BEGIN Extracted data

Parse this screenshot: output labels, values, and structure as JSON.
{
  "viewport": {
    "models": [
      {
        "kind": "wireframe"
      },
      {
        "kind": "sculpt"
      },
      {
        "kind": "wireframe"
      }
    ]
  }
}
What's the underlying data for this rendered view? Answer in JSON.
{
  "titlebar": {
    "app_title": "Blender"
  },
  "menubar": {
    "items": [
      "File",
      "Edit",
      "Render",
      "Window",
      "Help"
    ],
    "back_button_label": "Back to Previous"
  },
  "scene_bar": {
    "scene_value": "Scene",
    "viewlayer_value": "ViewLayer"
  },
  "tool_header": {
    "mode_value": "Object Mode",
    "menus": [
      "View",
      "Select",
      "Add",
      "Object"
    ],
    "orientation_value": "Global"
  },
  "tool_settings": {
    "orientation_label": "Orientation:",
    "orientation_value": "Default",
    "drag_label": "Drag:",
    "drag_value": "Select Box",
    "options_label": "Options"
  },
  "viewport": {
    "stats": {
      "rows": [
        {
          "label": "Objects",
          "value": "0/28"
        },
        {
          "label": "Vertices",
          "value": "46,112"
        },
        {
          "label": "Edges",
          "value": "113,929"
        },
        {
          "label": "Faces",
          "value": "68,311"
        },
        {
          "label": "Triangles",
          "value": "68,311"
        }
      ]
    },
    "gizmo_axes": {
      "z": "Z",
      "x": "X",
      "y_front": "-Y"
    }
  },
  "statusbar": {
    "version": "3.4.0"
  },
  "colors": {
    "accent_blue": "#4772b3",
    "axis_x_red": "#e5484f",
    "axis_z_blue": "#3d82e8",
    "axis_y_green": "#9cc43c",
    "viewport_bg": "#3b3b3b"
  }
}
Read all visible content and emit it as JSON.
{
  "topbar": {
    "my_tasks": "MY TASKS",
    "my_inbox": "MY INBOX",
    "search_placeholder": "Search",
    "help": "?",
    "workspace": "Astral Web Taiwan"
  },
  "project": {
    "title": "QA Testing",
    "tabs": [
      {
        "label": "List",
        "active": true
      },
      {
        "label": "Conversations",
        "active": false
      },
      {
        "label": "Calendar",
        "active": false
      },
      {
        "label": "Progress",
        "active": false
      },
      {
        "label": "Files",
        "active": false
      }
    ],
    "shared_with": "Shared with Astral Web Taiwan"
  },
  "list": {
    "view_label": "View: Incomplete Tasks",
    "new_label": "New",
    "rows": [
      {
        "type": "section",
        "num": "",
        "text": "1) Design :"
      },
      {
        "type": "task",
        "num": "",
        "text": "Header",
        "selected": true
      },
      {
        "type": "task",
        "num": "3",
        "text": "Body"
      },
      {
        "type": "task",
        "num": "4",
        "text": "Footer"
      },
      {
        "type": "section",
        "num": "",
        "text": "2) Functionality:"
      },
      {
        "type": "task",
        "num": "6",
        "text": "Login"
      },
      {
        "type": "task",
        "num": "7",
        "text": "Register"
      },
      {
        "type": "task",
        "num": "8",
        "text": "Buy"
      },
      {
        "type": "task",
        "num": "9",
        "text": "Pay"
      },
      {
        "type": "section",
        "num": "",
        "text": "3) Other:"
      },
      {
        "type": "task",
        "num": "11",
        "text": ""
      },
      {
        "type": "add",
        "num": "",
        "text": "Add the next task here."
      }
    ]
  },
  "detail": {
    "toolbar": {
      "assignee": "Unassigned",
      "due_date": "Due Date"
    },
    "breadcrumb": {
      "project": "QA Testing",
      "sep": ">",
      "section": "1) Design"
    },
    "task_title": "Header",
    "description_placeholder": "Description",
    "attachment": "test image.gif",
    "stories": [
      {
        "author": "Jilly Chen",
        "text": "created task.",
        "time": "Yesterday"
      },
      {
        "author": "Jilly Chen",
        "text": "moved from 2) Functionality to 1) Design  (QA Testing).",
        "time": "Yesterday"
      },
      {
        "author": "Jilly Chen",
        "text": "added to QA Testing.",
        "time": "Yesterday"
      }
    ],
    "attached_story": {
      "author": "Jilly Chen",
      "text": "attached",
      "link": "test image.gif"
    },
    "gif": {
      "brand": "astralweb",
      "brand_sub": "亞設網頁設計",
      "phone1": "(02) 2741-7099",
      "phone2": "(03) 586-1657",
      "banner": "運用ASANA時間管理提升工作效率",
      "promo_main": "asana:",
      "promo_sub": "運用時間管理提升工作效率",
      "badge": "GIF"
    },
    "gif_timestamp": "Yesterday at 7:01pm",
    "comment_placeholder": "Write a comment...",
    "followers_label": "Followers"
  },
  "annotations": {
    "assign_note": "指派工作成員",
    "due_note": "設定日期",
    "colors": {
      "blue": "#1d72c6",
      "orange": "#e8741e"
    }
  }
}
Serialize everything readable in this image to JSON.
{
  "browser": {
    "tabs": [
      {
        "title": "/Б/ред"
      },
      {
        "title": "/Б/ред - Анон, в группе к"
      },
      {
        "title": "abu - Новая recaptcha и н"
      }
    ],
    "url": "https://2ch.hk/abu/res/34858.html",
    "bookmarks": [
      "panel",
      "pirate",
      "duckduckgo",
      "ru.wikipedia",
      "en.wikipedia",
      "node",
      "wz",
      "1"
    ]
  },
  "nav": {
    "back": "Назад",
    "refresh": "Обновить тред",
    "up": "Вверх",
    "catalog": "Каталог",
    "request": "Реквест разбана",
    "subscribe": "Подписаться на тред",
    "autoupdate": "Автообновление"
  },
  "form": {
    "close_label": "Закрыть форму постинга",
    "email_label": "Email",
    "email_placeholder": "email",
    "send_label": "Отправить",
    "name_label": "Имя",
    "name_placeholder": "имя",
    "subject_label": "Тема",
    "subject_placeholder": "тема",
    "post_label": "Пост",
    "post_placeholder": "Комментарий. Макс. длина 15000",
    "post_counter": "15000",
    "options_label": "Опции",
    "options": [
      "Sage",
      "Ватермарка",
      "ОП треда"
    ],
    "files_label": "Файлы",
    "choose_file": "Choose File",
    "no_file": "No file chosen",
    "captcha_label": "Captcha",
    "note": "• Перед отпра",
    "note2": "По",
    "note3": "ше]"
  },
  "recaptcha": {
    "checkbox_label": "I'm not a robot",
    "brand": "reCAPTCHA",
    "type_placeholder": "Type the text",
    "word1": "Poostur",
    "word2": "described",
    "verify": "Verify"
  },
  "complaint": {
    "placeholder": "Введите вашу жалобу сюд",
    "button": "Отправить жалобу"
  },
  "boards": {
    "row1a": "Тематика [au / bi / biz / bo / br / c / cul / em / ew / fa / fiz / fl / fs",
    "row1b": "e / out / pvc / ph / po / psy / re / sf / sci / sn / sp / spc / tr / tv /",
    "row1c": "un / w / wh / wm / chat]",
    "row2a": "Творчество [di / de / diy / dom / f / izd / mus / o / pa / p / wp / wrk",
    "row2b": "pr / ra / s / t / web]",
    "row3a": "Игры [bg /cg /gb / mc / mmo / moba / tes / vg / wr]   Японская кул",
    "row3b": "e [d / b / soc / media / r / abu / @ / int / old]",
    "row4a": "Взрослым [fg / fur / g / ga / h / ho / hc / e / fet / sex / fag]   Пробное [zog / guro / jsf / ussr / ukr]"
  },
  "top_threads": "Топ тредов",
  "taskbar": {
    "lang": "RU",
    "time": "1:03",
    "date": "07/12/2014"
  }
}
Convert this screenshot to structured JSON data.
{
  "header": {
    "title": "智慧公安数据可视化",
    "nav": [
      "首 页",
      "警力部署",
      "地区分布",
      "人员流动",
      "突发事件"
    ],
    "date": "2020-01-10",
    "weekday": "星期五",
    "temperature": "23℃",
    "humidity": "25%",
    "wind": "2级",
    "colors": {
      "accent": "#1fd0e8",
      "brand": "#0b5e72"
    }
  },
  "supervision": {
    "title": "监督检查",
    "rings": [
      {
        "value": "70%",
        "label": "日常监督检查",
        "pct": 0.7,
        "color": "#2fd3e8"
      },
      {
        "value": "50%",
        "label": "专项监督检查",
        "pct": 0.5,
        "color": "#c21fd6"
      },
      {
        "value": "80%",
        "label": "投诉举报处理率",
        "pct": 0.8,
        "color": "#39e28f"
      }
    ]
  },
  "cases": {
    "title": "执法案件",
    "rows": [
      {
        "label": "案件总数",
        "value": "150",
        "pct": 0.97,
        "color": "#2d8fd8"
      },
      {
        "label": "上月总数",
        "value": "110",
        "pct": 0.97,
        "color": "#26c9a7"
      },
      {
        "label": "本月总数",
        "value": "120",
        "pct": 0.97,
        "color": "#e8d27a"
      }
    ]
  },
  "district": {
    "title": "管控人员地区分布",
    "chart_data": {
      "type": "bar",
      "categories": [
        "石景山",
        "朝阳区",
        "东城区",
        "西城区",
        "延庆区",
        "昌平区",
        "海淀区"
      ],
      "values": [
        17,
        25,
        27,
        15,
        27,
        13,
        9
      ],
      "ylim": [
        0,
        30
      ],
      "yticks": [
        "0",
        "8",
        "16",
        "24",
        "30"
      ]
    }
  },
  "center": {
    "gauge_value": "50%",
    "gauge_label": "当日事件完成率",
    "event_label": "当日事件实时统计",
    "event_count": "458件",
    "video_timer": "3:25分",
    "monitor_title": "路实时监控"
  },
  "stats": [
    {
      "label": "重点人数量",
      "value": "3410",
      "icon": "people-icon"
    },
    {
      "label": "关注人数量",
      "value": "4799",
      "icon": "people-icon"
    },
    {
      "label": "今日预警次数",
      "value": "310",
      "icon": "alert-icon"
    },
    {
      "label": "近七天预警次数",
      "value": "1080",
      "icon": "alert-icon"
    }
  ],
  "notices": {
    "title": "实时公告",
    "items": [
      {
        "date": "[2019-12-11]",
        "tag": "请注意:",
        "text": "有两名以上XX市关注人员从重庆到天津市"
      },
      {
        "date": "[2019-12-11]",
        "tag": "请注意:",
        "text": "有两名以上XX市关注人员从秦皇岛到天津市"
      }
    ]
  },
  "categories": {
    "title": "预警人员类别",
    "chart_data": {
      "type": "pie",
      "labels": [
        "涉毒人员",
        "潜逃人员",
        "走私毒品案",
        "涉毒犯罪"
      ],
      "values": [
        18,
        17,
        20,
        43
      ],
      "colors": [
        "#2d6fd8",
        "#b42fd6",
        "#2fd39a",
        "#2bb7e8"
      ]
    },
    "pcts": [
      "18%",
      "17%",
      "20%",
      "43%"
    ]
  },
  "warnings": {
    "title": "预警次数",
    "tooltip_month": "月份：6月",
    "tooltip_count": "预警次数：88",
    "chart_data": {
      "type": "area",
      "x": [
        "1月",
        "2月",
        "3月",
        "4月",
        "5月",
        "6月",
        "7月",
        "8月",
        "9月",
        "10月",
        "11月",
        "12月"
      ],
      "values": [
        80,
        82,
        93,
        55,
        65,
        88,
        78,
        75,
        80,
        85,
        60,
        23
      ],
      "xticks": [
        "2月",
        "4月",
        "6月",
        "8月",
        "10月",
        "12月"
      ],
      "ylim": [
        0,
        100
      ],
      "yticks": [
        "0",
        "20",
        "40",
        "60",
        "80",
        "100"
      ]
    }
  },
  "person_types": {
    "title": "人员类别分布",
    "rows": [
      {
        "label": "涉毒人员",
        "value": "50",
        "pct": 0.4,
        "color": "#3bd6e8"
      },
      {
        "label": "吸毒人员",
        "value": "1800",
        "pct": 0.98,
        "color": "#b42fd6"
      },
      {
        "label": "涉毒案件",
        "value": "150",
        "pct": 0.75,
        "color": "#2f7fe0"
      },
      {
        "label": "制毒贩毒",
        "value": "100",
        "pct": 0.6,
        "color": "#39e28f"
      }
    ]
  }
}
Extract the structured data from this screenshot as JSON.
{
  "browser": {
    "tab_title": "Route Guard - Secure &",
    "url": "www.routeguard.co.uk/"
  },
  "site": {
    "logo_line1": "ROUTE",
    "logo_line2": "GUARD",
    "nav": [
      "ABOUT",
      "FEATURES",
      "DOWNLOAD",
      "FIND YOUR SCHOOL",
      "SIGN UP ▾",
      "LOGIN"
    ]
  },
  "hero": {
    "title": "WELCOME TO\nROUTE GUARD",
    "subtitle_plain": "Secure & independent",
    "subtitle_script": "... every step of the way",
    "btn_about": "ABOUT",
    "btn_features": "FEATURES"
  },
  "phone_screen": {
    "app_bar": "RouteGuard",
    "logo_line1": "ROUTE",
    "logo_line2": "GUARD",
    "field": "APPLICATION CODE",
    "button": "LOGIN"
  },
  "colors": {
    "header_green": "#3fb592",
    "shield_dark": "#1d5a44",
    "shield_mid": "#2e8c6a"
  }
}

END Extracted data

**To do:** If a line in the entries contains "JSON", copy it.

**Response to the task:**
Parse this screenshot: output labels, values, and structure as JSON.
What's the underlying data for this rendered view? Answer in JSON.
Read all visible content and emit it as JSON.
Serialize everything readable in this image to JSON.
Convert this screenshot to structured JSON data.
Extract the structured data from this screenshot as JSON.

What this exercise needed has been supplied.